An ovarian cyst is a fluid-filled sac that can occur within or on the surface of the ovary. Many women will develop an ovarian cyst at some time during their lives. Most cysts are benign (not cancerous), not dangerous, resolve on their own, and require no treatment. Ovarian cysts are generally painless, causing discomfort only if they twist, rupture, or bleed.
Most ovarian cysts result from hormonal changes that occur during the menstrual cycle. A follicular cyst results when a follicle that is produced in the ovary each month, does not release its egg and continues to grow until it forms a cyst. These cysts usually do not cause pain, and usually disappear without treatment after several months. A corpus luteum cyst occurs in the ovary after an egg is released. The small cyst that contained the egg seals off and tissue and fluid collect inside. This cyst usually disappears on its own, but can become large, may bleed into itself, and can cause pelvic pain. It may also rupture causing severe pain and internal bleeding.
An ovarian cyst may be detected on pelvic examination or during a pelvic ultrasound. A pelvic ultrasound uses sound waves to image the internal organs. A cyst that only contains fluid tends to be benign and unless it is very large requires no treatment. A cyst that contains more solid components usually requires further evaluation.

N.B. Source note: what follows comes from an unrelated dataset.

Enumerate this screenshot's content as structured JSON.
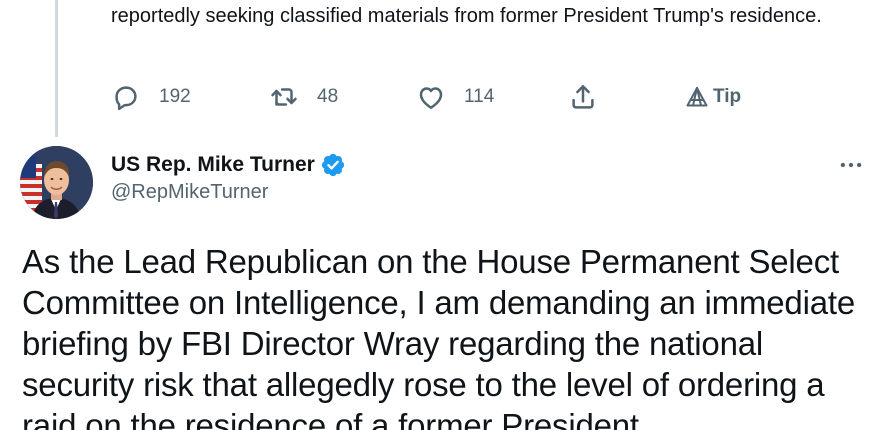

There are several other common types of ovarian cysts. A dermoid cyst may contain different tissues, such as hair, fat, and even teeth. They are almost always benign, but they can become very large, and can actually twist or torse causing pain. These cysts usually require surgical removal. Another common cyst is an endometrioma that usually occurs in women who have the condition “endometriosis,” where uterine lining cells grow outside the uterus. Endometriomas may become large and painful, requiring surgical treatment. Cystadenomas come from the ovarian tissue itself, and may be filled with fluid or mucus-like material. They may also become very large.
The majority of ovarian cysts are benign. There are several factors that can help predict whether or not a cyst is cancerous. The first is the size of the cyst. Very large cysts, usually greater than 9 or 10 cm, are less likely than small cysts to resolve spontaneously. If a cyst has a large number of solid components, or separations or septations, this may also be a sign of malignancy. A postmenopausal woman who develops an ovarian cyst is less likely to have a benign cyst than is a reproductive-age woman.
The treatment of an ovarian cyst depends upon the type and size of the cyst, and the woman’s age. Small cysts that are purely fluid-filled and less than 4 or 5 cm may be observed for 1-3 months and will usually resolve without treatment. Women who have a tendency to develop functional cysts are sometimes placed on oral contraceptives, which can prevent new cyst formation. In older women a cyst usually requires surgical evaluation. Surgery may also be required if a cyst is large, has solid components, is growing, or is causing pain. When ovarian cysts do require further assessment, they can usually be evaluated and treated with laparoscopic surgery, in which a narrow, telescope-like instrument is used to visualize the pelvic organs. Additional surgical instruments are placed through small incisions to perform the surgery. This is usually done under general anesthesia. Very large cysts or cysts that are more suspicious for cancer may require more extensive surgery.
SEE ALSO: Endometriosis, Laparoscopy